▶ [WHAT THE TASK ASKS]:
Write out all records as given; omit images.

────────

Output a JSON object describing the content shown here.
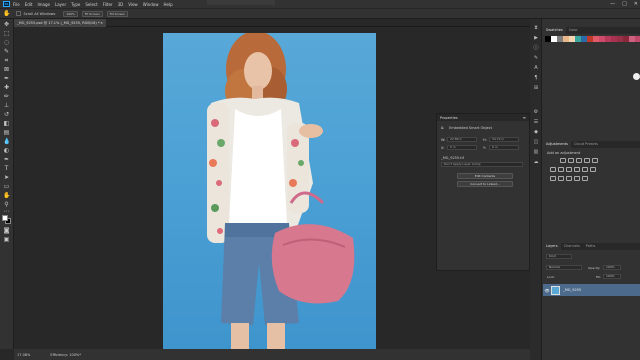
{
  "menubar": {
    "logo": "Ps",
    "items": [
      "File",
      "Edit",
      "Image",
      "Layer",
      "Type",
      "Select",
      "Filter",
      "3D",
      "View",
      "Window",
      "Help"
    ]
  },
  "window_controls": {
    "minimize": "—",
    "maximize": "□",
    "close": "✕"
  },
  "options": {
    "scroll_all_windows": "Scroll All Windows",
    "zoom_100": "100%",
    "fit_screen": "Fit Screen",
    "fill_screen": "Fill Screen"
  },
  "document_tab": {
    "title": "_MG_9255.psd @ 17.1% (_MG_9255, RGB/16) *",
    "close": "×"
  },
  "status": {
    "zoom": "17.08%",
    "efficiency": "Efficiency: 100%*"
  },
  "properties_panel": {
    "title": "Properties",
    "type_label": "Embedded Smart Object",
    "w_label": "W:",
    "w_value": "22.86 in",
    "h_label": "H:",
    "h_value": "34.72 in",
    "x_label": "X:",
    "x_value": "0 in",
    "y_label": "Y:",
    "y_value": "0 in",
    "filename": "_MG_9255.tif",
    "layer_comp_placeholder": "Don't Apply Layer Comp",
    "edit_contents": "Edit Contents",
    "convert_linked": "Convert to Linked..."
  },
  "swatches_panel": {
    "tabs": [
      "Swatches",
      "Color"
    ],
    "colors": [
      "#000000",
      "#ffffff",
      "#7f7f7f",
      "#e8b88a",
      "#f4d7b0",
      "#3aa6a0",
      "#2a6aa8",
      "#c0392b",
      "#e05a6a",
      "#d04a6a",
      "#b83a5a",
      "#a83050",
      "#983048",
      "#882838",
      "#d06080",
      "#c04868"
    ]
  },
  "adjustments_panel": {
    "tabs": [
      "Adjustments",
      "Cloud Presets"
    ],
    "heading": "Add an adjustment"
  },
  "layers_panel": {
    "tabs": [
      "Layers",
      "Channels",
      "Paths"
    ],
    "kind": "Kind",
    "blend_mode": "Normal",
    "opacity_label": "Opacity:",
    "opacity_value": "100%",
    "lock_label": "Lock:",
    "fill_label": "Fill:",
    "fill_value": "100%",
    "layer_name": "_MG_9255"
  }
}
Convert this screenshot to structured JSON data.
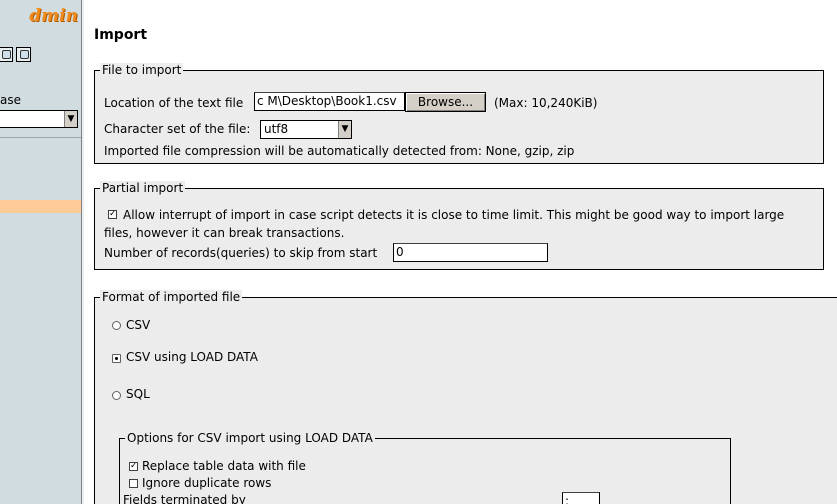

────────

▶ [ANSWER SPACE]:
Output a JSON object describing the content shown here.
{
  "menubar": {
    "logo": "Ps",
    "items": [
      "File",
      "Edit",
      "Image",
      "Layer",
      "Type",
      "Select",
      "Filter",
      "3D",
      "View",
      "Window",
      "Help"
    ]
  },
  "window_controls": {
    "minimize": "—",
    "maximize": "□",
    "close": "✕"
  },
  "options": {
    "scroll_all_windows": "Scroll All Windows",
    "zoom_100": "100%",
    "fit_screen": "Fit Screen",
    "fill_screen": "Fill Screen"
  },
  "document_tab": {
    "title": "_MG_9255.psd @ 17.1% (_MG_9255, RGB/16) *",
    "close": "×"
  },
  "status": {
    "zoom": "17.08%",
    "efficiency": "Efficiency: 100%*"
  },
  "properties_panel": {
    "title": "Properties",
    "type_label": "Embedded Smart Object",
    "w_label": "W:",
    "w_value": "22.86 in",
    "h_label": "H:",
    "h_value": "34.72 in",
    "x_label": "X:",
    "x_value": "0 in",
    "y_label": "Y:",
    "y_value": "0 in",
    "filename": "_MG_9255.tif",
    "layer_comp_placeholder": "Don't Apply Layer Comp",
    "edit_contents": "Edit Contents",
    "convert_linked": "Convert to Linked..."
  },
  "swatches_panel": {
    "tabs": [
      "Swatches",
      "Color"
    ],
    "colors": [
      "#000000",
      "#ffffff",
      "#7f7f7f",
      "#e8b88a",
      "#f4d7b0",
      "#3aa6a0",
      "#2a6aa8",
      "#c0392b",
      "#e05a6a",
      "#d04a6a",
      "#b83a5a",
      "#a83050",
      "#983048",
      "#882838",
      "#d06080",
      "#c04868"
    ]
  },
  "adjustments_panel": {
    "tabs": [
      "Adjustments",
      "Cloud Presets"
    ],
    "heading": "Add an adjustment"
  },
  "layers_panel": {
    "tabs": [
      "Layers",
      "Channels",
      "Paths"
    ],
    "kind": "Kind",
    "blend_mode": "Normal",
    "opacity_label": "Opacity:",
    "opacity_value": "100%",
    "lock_label": "Lock:",
    "fill_label": "Fill:",
    "fill_value": "100%",
    "layer_name": "_MG_9255"
  }
}
Convert this screenshot to structured JSON data.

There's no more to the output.